[Exercise]
Go through the listing and copy each line that has the string "text" in it.

[Records supplied]
━━━━━━━━

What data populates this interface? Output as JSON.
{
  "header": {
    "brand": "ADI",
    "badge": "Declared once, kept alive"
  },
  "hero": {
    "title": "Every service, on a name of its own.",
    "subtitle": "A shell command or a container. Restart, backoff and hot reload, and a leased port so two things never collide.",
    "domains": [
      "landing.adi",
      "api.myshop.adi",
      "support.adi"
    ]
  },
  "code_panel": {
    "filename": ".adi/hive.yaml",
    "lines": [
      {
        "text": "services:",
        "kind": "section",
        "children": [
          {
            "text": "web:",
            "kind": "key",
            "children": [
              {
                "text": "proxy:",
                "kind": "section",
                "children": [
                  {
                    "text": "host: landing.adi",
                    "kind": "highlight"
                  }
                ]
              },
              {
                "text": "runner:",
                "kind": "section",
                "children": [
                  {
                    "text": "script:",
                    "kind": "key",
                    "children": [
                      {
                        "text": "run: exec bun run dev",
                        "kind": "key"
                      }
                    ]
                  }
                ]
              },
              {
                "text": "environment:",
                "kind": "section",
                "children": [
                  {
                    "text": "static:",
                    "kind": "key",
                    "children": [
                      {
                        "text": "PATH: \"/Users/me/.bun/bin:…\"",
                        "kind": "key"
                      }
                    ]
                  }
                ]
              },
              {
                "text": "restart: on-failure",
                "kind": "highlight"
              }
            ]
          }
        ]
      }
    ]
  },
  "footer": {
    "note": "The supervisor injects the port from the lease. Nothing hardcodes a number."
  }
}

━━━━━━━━

[Solution for this exercise]
        "text": "services:",
            "text": "web:",
                "text": "proxy:",
                    "text": "host: landing.adi",
                "text": "runner:",
                    "text": "script:",
                        "text": "run: exec bun run dev",
                "text": "environment:",
                    "text": "static:",
                        "text": "PATH: \"/Users/me/.bun/bin:…\"",
                "text": "restart: on-failure",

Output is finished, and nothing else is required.